Tension. It seems to be everywhere these days. Everybody has a comment or an opinion. I almost turned off my FaceBook account because if it is not a recipe, then it seems like it is a political comment or rant.

I do not care to watch the news right now either. It’s also tense. But, is it not my duty to know what’s going on? So again, more tension. It seems like there is a protest of something or another everyday. I know that they are happening; they are right there on the screen. Yet, they’re not happening here in East Tennessee and so I don’t see them. That in itself creates tension. How big are the protests? What do they really want? Why are they protesting? Am I missing something of which I should be aware?

Then there is the fake news. More tension.

Financial markets also seem tense. The mythical level of 20,000 was broken on the Dow Jones Industrial Average on January 26th of this year. The “Trump Bump” as some call it is currently +10% or so since the November election. Is it real? Or is it something that will pass as the shine wears off for any president once he begins to govern and the realities of the tension of that job sets in? Is “Make America Great Again” something that has staying power?

We personally have tension in something as simple as driving by the gas pumps. Who doesn’t glance to see if gas has started back up in price? Who doesn’t sigh a bit when they see the price gains erased and they dip back down? For a reality check, going back to 1918 (adjusted for inflation), gas on average has been $2.64 per gallon for those 99 years. I purchased just this morning at $1.98 per gallon. I am tense because I believe that everything eventually returns to the average. The price of gas has to go back up again, someday, which will affect my family budget. On tap of that, tension appeared when hearing of Governor Haslam’s proposed gas tax increase even if he is proposing to offset it with tax cuts in other areas.

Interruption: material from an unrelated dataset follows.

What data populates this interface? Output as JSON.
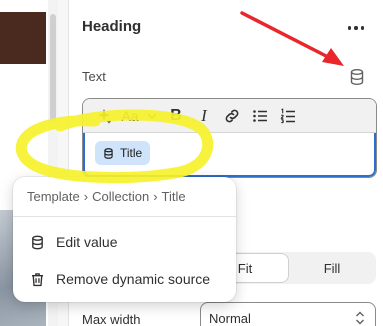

So it is everywhere, tension that is. What do we personally do about this persistent tension and the effects that it may or may not have on us? How do we handle it in a way to take care of our own households and combine our efforts with other households to make our way through this tension and on to the next?

We should rely on a few sound fundamentals:
• Build up your emergency fund. Keep it in the bank. Keep some in your safe at home if it makes you feel better, but have enough to cover your living expenses for at least 6 months.
• Lever down your debt. Carrying a car payment? A credit card balance? Pay them down. After the emergency fund, this is the first priority.
• Have some family time. Or friends. Or social time. Do something that relies on other people in a fun or relaxing atmosphere.
• Get some exercise. Go for a walk. Go to the gym. Get outside. Fresh air and exertion will clear most anxiety issues away.
• Turn the news off. Shut down the time spent on the internet. Enjoy human company or watch an old movie starring Cary Grant or Audrey Hepburn. Let nostalgia lighten your heart. (By the way, it was just as tense 50+ years ago, but with different tensions like The Cold War, campus protests, nuclear threats. Wait a minute that sounds familiar, like right now…?)
• Keep in mind that it is the extreme voice that gets the sound byte and also causes the tension. Extreme voices attract advertising dollars which drive for profit stations and outlets with producers who are worried about revenue. Millions upon millions of people across the country are normal people who do normal things everyday just like you.
• With that in mind, do not let the noise created by these talking heads drive you to make rash investment decisions. Make certain that you know what your financial plan calls for and look to see that it is in place. Go see your advisor. Spend a few minutes reaffirming what you have been telling them all along and what they have been telling you. Be reassured that a good plan provides the steps in advance to take when the tension, like now, ratchets.

In the end the opportunity to reduce tension in your life comes from controlling what you can control and having the patience and perhaps the wisdom to recognize what you don’t control.

Tim Eichhorn is a Senior Financial Advisor with Rather & Kittrell. He is available at .